*** DEBUG END ***

Guide and tool-kit

26 August 2016

Matt Bullimore enjoys a ‘gem’ of a book on plumbing the depths of scripture


How to Read the Bible (without switching off your brain)
Simon J. Taylor
SPCK £9.99
Church Times Bookshop £9


THE title of the book does not mean that it is about learning to read like an academic. It is not about reading around all the hard parts that might make life more difficult. It is about reading our scriptures with in­­tel­lectual honesty and integrity. The Bible is hard to read for many reasons; and Taylor asks us to be candid about that.

Reading the Bible then becomes a fruitful adventure.

Taylor calls his book an invita­tion, a tool-kit, and a guide. In 129 pages, that is a tall order; but he pulls it off. It’s a gem of a book. It is elegantly written, readable, and assumes almost no prior knowledge. Taylor is at home with the Bible — the Bible read in church, studied in the academy, and as the basis of Christian discipleship and spirituality. He is a trustworthy guide.

The book begins with how (not) to read the Bible. Taylor’s ten commandments of Bible reading include suggestions such as reading it aloud, wrestling with it, and reading it with others, reading long sections, and reading small snippets. He then looks at what the Bible actually is.

The book evinces a narrative theology. Taylor introduces us to the Bible as a whole, as a book that hangs together, that reads itself, and reads us. He adapts N. T. Wright’s précis of the Bible as a dramatic play. Typologies are frequently pointed out. The story of Jesus is told, and the stories that he told are examined.

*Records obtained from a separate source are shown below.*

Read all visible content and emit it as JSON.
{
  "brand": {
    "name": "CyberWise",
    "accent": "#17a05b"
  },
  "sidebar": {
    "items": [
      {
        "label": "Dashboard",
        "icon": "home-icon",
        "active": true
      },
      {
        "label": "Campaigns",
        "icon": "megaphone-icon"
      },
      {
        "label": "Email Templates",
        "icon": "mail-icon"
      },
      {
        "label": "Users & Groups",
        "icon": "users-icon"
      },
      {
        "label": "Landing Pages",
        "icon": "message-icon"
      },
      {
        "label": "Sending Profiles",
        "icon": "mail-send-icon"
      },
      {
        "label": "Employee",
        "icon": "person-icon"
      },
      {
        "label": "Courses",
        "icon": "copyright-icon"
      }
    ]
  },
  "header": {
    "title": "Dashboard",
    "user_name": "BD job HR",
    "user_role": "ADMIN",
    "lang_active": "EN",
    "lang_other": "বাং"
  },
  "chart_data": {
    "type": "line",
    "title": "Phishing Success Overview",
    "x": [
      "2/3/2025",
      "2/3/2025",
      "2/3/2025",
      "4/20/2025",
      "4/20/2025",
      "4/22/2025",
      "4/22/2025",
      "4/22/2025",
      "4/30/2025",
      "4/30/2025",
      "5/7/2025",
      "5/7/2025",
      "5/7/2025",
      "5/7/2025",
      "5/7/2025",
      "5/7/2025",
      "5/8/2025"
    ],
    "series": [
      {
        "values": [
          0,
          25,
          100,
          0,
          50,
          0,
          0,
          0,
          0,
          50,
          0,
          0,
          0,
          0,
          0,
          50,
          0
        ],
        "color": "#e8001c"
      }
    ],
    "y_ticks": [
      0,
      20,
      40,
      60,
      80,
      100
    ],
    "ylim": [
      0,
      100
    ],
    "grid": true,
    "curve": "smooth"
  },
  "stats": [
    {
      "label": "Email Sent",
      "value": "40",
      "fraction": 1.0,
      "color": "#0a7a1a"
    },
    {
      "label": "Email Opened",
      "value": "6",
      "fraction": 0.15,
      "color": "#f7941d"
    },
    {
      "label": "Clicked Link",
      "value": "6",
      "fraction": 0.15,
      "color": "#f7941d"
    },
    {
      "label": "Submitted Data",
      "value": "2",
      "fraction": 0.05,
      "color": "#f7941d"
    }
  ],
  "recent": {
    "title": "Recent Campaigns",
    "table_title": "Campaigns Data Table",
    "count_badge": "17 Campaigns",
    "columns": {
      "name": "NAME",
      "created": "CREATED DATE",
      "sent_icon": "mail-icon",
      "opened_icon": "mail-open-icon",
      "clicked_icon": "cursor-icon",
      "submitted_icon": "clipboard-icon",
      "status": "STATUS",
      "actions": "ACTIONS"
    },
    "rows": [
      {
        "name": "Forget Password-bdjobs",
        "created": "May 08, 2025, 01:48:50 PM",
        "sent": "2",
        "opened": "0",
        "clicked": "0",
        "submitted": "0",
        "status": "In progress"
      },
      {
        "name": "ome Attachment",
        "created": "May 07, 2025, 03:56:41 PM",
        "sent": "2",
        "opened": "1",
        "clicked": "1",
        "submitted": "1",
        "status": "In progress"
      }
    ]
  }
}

Stories of creation (Genesis, Babylonian, scientific) are compared. The account in Genesis is shown to be a critical reading of the Babylonian creation myth,
but now with a theological back­­­ground of order, purpose, and goodness.

There is a chapter on prayers in, and praying with, the Bible. Three considered and helpful chapters follow on difficult issues: money, sex, and violence. The final chapter asks us to eat the book; to live it out. Each chapter ends with a couple of tasks to attempt, and also with a small selection of accessible further reading.

There are some real nuggets of wisdom in the book. Like us, the Bible is alive, born of humans and inspired by the Spirit; and, like us, it makes sense only in the light of Jesus.

This is a book for mature confirmands, for those who are discerning vocations, for befuddled students, or for anyone who wants to renew the adventure.


The Revd Dr Matt Bullimore is Vicar of Royston, and Priest-in-Charge of Falkirk, in the diocese of Leeds.

Church Times Bookshop

Save money on books reviewed or featured in the Church Times. To get your reader discount:

> Click on the “Church Times Bookshop” link at the end of the review.

> Call 0845 017 6965 (Mon-Fri, 9.30am-5pm).

The reader discount is valid for two months after the review publication date. E&OE

Forthcoming Events

6-7 September 2022
Preaching as Pilgrimage conference
From the College of Preachers.

8 September 2022
Church Times Cricket Cup: North v. South
Join us to watch the match at the Walker Cricket Ground, in Southgate, north London.

26 September 2022
What am I living for? God
Sam Wells and Lucy Winkett begin the St Martin-in-the-Fields autumn lecture series in partnership with Church Times.

More events

The Church Times Archive

Read reports from issues stretching back to 1863, search for your parish or see if any of the clergy you know get a mention.

FREE for Church Times subscribers.

Explore the archive

Welcome to the Church Times

​To explore the Church Times website fully, please sign in or subscribe.

Non-subscribers can read four articles for free each month. (You will need to register.)